Many legal highs available on the internet do not contain the ingredients claimed, according to a study by the University of Lincoln’s Dr Mark Baron.
The study, called “An analysis of legal highs — do they contain what it says on the tin?“, appears in the journal Drug Testing and Analysis.
Dr Baron, from the university’s School of Natural and Applied Sciences, bought a variety of legal highs from different websites and analysed their contents.
He said: “It is clear that consumers are buying products that they think contain specific substances, but that in reality the labels are unreliable indicators of the actual contents.
“The product name cannot be used as an indication of what it contains as there is variation in the content of the same product name between different internet sites.
“These findings show that the legal high market is providing a route to supply banned substances.”

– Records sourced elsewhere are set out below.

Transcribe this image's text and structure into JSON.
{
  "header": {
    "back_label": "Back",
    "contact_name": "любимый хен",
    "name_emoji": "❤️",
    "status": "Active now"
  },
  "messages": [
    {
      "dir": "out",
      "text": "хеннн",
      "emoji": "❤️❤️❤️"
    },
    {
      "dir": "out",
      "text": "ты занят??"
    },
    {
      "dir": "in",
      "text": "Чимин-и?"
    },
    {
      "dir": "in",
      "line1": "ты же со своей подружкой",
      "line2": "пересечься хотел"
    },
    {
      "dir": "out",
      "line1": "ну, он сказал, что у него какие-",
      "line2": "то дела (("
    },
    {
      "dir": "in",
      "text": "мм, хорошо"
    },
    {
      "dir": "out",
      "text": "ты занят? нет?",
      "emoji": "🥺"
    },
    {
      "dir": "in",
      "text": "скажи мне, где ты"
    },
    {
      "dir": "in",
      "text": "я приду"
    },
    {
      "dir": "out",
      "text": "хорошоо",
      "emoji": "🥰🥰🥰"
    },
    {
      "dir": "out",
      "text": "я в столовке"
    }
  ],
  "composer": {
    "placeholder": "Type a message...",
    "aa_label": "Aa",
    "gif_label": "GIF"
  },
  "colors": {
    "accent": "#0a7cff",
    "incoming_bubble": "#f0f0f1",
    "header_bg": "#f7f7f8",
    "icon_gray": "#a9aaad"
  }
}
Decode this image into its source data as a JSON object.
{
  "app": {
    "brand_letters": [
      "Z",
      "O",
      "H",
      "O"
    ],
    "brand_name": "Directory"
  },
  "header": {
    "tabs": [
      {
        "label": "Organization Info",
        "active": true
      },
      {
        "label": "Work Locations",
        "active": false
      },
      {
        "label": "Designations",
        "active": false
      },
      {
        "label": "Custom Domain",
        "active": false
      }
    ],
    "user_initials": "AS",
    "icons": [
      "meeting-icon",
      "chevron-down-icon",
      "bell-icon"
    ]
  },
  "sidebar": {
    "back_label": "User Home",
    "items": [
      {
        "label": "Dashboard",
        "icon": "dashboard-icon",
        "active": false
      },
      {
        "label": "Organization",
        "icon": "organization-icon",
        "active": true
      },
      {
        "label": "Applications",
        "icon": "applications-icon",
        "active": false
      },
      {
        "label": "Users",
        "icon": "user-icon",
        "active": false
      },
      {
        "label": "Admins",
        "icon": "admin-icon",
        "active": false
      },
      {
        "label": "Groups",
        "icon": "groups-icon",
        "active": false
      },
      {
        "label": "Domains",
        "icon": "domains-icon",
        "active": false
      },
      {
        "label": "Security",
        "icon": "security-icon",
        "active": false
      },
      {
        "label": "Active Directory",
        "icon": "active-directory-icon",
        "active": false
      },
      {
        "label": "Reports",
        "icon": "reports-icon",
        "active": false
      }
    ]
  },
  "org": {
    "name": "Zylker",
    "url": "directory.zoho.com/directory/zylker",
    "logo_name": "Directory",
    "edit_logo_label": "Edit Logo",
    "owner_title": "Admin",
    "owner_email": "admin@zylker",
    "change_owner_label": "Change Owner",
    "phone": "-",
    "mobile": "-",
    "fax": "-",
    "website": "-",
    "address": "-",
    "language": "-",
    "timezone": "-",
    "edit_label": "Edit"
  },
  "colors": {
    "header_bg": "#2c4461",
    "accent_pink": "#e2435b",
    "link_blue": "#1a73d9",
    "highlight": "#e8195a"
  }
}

In the past the government has taken a hard-line on legal highs, moving swiftly to ban their sale and use.